──────── Available records
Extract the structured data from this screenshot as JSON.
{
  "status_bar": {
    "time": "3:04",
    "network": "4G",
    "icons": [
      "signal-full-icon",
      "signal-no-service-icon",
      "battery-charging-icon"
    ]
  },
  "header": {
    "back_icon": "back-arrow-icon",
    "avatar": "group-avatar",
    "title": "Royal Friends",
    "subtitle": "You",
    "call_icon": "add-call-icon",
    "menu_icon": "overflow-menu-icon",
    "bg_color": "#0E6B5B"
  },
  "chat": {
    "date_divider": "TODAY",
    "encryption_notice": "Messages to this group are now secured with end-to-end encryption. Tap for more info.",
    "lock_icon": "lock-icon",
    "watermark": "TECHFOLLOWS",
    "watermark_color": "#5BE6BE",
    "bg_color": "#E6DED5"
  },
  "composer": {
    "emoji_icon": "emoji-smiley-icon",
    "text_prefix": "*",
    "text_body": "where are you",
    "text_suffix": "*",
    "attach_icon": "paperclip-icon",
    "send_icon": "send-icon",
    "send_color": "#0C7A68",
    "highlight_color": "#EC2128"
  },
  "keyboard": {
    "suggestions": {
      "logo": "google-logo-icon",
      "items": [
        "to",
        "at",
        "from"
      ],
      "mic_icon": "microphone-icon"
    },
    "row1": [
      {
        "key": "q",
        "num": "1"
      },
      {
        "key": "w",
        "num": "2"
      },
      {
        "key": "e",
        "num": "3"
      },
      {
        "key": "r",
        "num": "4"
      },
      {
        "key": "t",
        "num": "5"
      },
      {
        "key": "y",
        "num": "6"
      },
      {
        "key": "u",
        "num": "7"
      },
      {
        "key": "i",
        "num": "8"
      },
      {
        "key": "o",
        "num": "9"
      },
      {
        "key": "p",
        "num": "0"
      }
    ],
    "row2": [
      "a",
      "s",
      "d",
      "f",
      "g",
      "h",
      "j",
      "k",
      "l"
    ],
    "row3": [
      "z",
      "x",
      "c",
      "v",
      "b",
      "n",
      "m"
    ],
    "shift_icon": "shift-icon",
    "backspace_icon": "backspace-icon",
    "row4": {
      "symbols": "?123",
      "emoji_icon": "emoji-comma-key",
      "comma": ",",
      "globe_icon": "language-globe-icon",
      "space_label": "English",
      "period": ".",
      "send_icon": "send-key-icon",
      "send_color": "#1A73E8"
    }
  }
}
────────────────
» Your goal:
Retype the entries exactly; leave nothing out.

» Answer space:
Extract the structured data from this screenshot as JSON.
{
  "status_bar": {
    "time": "3:04",
    "network": "4G",
    "icons": [
      "signal-full-icon",
      "signal-no-service-icon",
      "battery-charging-icon"
    ]
  },
  "header": {
    "back_icon": "back-arrow-icon",
    "avatar": "group-avatar",
    "title": "Royal Friends",
    "subtitle": "You",
    "call_icon": "add-call-icon",
    "menu_icon": "overflow-menu-icon",
    "bg_color": "#0E6B5B"
  },
  "chat": {
    "date_divider": "TODAY",
    "encryption_notice": "Messages to this group are now secured with end-to-end encryption. Tap for more info.",
    "lock_icon": "lock-icon",
    "watermark": "TECHFOLLOWS",
    "watermark_color": "#5BE6BE",
    "bg_color": "#E6DED5"
  },
  "composer": {
    "emoji_icon": "emoji-smiley-icon",
    "text_prefix": "*",
    "text_body": "where are you",
    "text_suffix": "*",
    "attach_icon": "paperclip-icon",
    "send_icon": "send-icon",
    "send_color": "#0C7A68",
    "highlight_color": "#EC2128"
  },
  "keyboard": {
    "suggestions": {
      "logo": "google-logo-icon",
      "items": [
        "to",
        "at",
        "from"
      ],
      "mic_icon": "microphone-icon"
    },
    "row1": [
      {
        "key": "q",
        "num": "1"
      },
      {
        "key": "w",
        "num": "2"
      },
      {
        "key": "e",
        "num": "3"
      },
      {
        "key": "r",
        "num": "4"
      },
      {
        "key": "t",
        "num": "5"
      },
      {
        "key": "y",
        "num": "6"
      },
      {
        "key": "u",
        "num": "7"
      },
      {
        "key": "i",
        "num": "8"
      },
      {
        "key": "o",
        "num": "9"
      },
      {
        "key": "p",
        "num": "0"
      }
    ],
    "row2": [
      "a",
      "s",
      "d",
      "f",
      "g",
      "h",
      "j",
      "k",
      "l"
    ],
    "row3": [
      "z",
      "x",
      "c",
      "v",
      "b",
      "n",
      "m"
    ],
    "shift_icon": "shift-icon",
    "backspace_icon": "backspace-icon",
    "row4": {
      "symbols": "?123",
      "emoji_icon": "emoji-comma-key",
      "comma": ",",
      "globe_icon": "language-globe-icon",
      "space_label": "English",
      "period": ".",
      "send_icon": "send-key-icon",
      "send_color": "#1A73E8"
    }
  }
}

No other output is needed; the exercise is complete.